Once a highly-regarded prospect, Turang hit 13 homers and 34 steals with a .286 average in Triple-A last year, and Milwaukee appears to see him as its starting second baseman of the future — and present. (He also carries SS eligibility.) He’ll sit against some lefties, but he’s got a great home park to hit in and already has a homer in two steals with a .313 average in four starts.

One for the deep leagues: Orlando Arcia, Atlanta Braves

Roster percentage: 22%

All eyes were on Vaughn Grissom as the Braves’ shortstop of the future this offseason, but Arcia won the job out of camp and hasn’t looked back. He just walked off the Padres on Thursday night en route to batting .370 with two homers for the season. (Oh, and he has triple 2B/SS/OF eligibility.)


Oscar Colas, Chicago White Sox

Roster percentage: 24%

Colas is still hitting towards the bottom of the order, but Chicago’s basically handed him the right field job on a platter, and he carries an elite track record from his time in Cuba and Japan. He’s hitting .273 thus far this year, so expect that lineup position to climb quickly.

Trevor Larnach, Minnesota Twins

Roster percentage: 14%

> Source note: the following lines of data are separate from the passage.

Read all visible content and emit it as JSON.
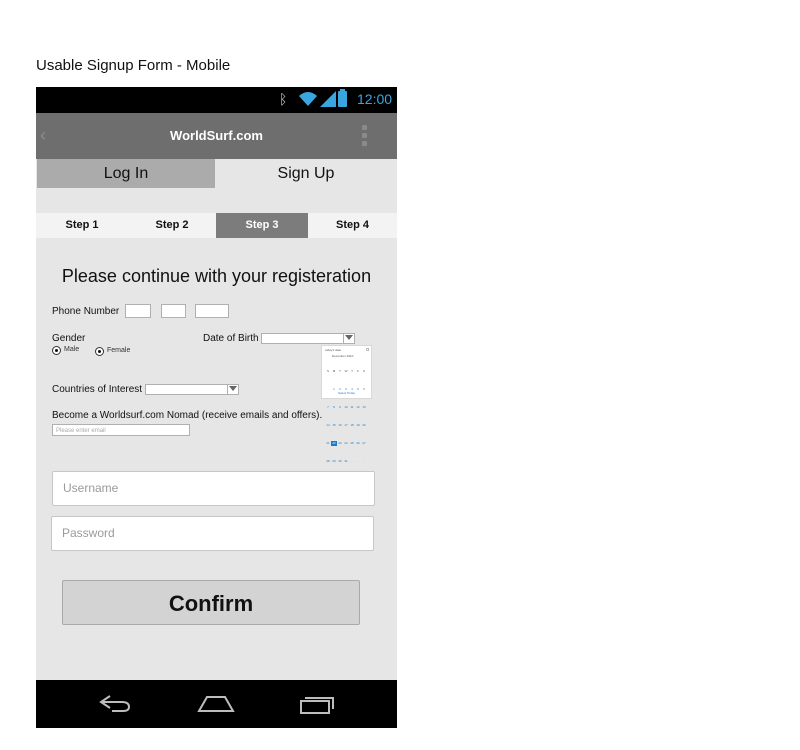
{
  "caption": "Usable Signup Form - Mobile",
  "status_bar": {
    "time": "12:00",
    "icons": [
      "bluetooth-icon",
      "wifi-icon",
      "signal-icon",
      "battery-icon"
    ],
    "accent": "#3aa6e0"
  },
  "action_bar": {
    "title": "WorldSurf.com",
    "back_glyph": "‹",
    "icons": [
      "back-icon",
      "overflow-menu-icon"
    ]
  },
  "tabs": [
    {
      "label": "Log In",
      "active": false
    },
    {
      "label": "Sign Up",
      "active": true
    }
  ],
  "steps": [
    {
      "label": "Step 1",
      "active": false
    },
    {
      "label": "Step 2",
      "active": false
    },
    {
      "label": "Step 3",
      "active": true
    },
    {
      "label": "Step 4",
      "active": false
    }
  ],
  "form": {
    "heading": "Please continue with your registeration",
    "phone_label": "Phone Number",
    "gender_label": "Gender",
    "gender_options": [
      "Male",
      "Female"
    ],
    "dob_label": "Date of Birth",
    "calendar": {
      "title": "today's date",
      "close": "o",
      "month": "December 2010",
      "weekdays": [
        "S",
        "M",
        "T",
        "W",
        "T",
        "F",
        "S"
      ],
      "footer": "Select Today"
    },
    "countries_label": "Countries of Interest",
    "nomad_label": "Become a Worldsurf.com Nomad (receive emails and offers).",
    "email_placeholder": "Please enter email",
    "username_placeholder": "Username",
    "password_placeholder": "Password",
    "confirm_label": "Confirm"
  },
  "nav_bar": {
    "icons": [
      "back-nav-icon",
      "home-nav-icon",
      "recent-apps-icon"
    ]
  }
}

One of the more puzzling roster percentages around: Larnach is hitting third or fourth for the Twins against righties, and while he drops against lefties, they’re still pencilling him into the lineup. What’s he done with that playing time? How about a .391 average with six RBI.

One for the deep leagues: TJ Friedl, Cincinnati Reds

Roster percentage: 9%

Another guy who’s hitting in the middle of a surprisingly solid lineup against righties, Friedl’s already got two homers with a .353 average and a path to consistent at-bats in an elite offensive park.

Starting pitcher

Sean Manaea, San Francisco Giants

Roster percentage: 34%

Throw last year’s numbers out. The Giants know how to fix starting pitchers, and Manaea’s already exhibiting increased velocity on his four-seam fastball. He’s locked into a rotation spot on a decent team in a good pitcher’s park.

Garrett Whitlock, Boston Red Sox

Roster percentage: 33%

Whitlock is set to come off the injured list on Tuesday against the Tampa Bay Rays, and he’s struck out over a batter an inning split between the rotation and the bullpen over his first two years in Boston. Plus, there’s not much competition for a rotation spot given [gestures at the Red Sox roster].

One for the deep leagues: Drey Jameson, Arizona Diamondbacks

Roster percentage: 6%

One of Arizona’s top prospects, Jameson didn’t win a rotation spot out of Spring Training. But don’t let that scare you: Given the health (and effectiveness) of Madison Bumgarner and others, a spot should open up soon — and with Joe Mantiply and Mark Melancon on the shelf, Jameson might serve as the D-backs’ closer until then. Not a bad floor.

Relief pitcher

AJ Puk, Miami Marlins

Roster percentage: 32%

A former top starting pitching prospect in Oakland, Skip Schumaker seems to want the lefty to run away with the closer’s role over Dylan Floro. There are command questions, but the stuff is elite.

Dany Jimenez, Oakland Athletics

Roster percentage: 28%

Everyone thought Trevor May would pick up saves for Oakland, but Jimenez has looked good so far and may have the inside track on the job.

One for the deep leagues: Andrew Chafin, Arizona Diamondbacks

Roster percentage: 13%

When Jameson inevitably shifts to the rotation, Chafin looks like the best bet to handle saves in Arizona — at least while Mantiply and Melancon are out and Scott McGough keeps melting down.